> [Try it] Tally the lines below that include the string "price". Reply with the total only.

******

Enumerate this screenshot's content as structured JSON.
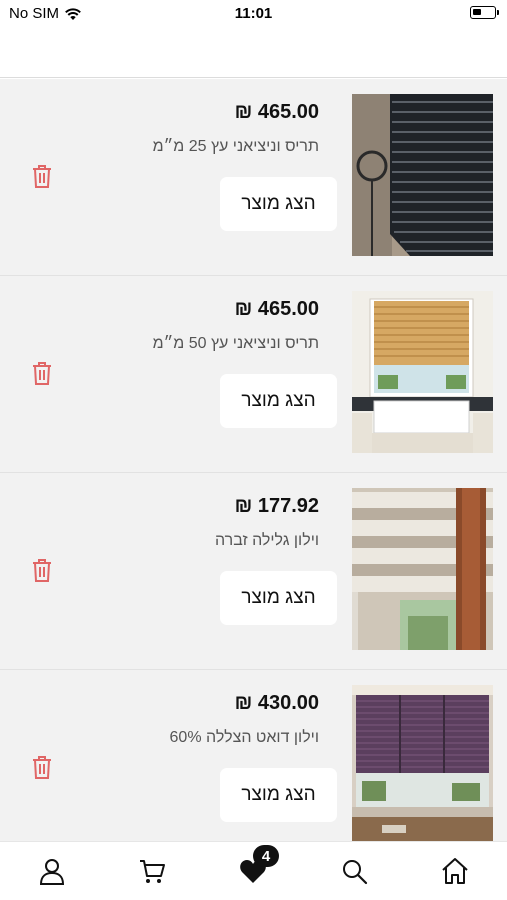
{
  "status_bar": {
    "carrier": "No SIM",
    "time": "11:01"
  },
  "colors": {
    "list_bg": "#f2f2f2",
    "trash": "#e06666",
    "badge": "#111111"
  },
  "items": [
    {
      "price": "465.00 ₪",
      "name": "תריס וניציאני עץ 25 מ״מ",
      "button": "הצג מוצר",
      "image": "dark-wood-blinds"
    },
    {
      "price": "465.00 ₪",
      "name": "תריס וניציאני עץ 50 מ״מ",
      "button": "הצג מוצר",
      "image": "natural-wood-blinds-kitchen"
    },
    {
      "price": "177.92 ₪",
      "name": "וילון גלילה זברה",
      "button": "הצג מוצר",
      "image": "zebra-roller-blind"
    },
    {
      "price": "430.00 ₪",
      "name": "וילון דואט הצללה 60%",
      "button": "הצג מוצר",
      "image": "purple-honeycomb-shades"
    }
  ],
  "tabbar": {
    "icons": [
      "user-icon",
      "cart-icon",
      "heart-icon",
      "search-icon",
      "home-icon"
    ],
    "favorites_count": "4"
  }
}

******

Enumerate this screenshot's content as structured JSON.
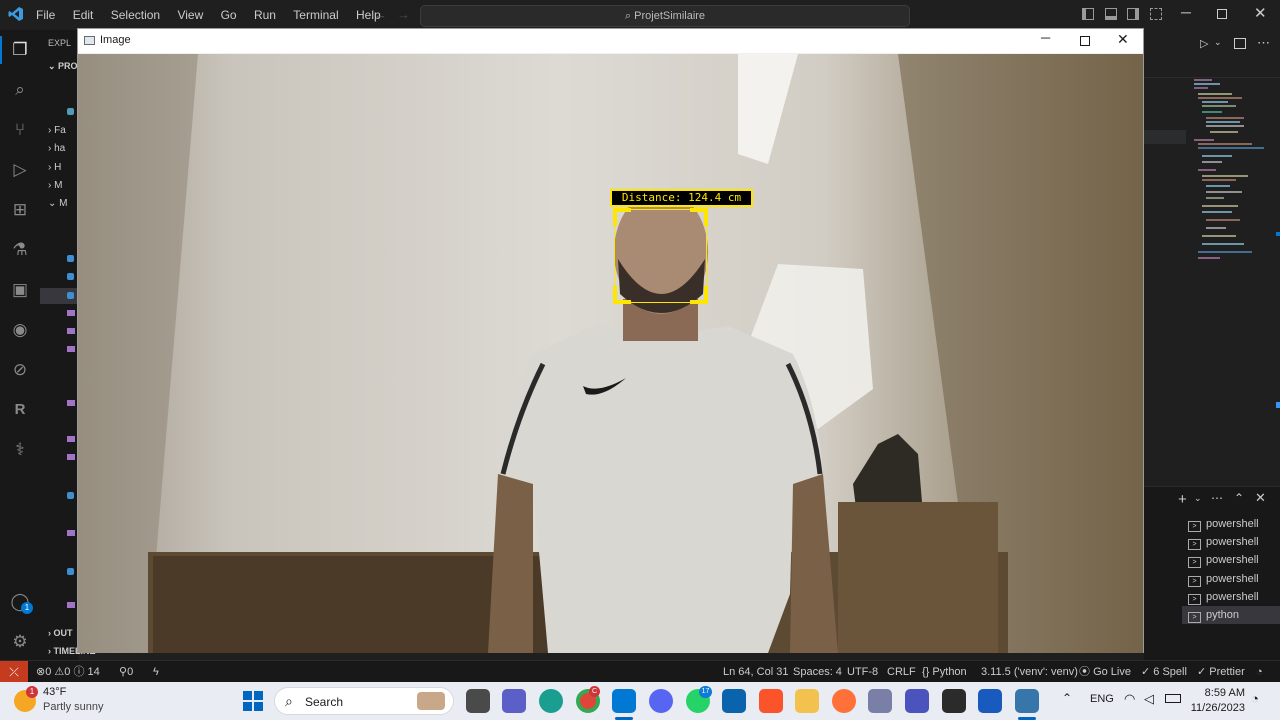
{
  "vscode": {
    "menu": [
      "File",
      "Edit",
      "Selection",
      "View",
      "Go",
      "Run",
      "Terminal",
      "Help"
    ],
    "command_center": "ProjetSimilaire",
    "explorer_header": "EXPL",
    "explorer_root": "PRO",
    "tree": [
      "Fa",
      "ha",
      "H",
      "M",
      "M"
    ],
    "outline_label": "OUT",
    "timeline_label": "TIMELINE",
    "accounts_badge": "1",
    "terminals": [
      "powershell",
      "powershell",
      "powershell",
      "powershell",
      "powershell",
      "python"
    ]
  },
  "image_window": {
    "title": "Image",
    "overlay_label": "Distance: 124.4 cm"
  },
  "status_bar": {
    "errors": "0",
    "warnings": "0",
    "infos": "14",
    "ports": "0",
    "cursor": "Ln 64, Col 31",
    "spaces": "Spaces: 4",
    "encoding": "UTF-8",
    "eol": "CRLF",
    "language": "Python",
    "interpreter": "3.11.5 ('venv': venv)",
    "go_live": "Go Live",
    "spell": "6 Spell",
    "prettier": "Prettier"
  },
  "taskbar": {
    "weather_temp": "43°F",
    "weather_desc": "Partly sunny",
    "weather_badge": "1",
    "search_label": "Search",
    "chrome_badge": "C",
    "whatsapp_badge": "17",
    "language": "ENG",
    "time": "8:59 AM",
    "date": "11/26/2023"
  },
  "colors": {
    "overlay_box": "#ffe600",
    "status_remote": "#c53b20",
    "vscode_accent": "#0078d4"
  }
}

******

> [Written solution] 4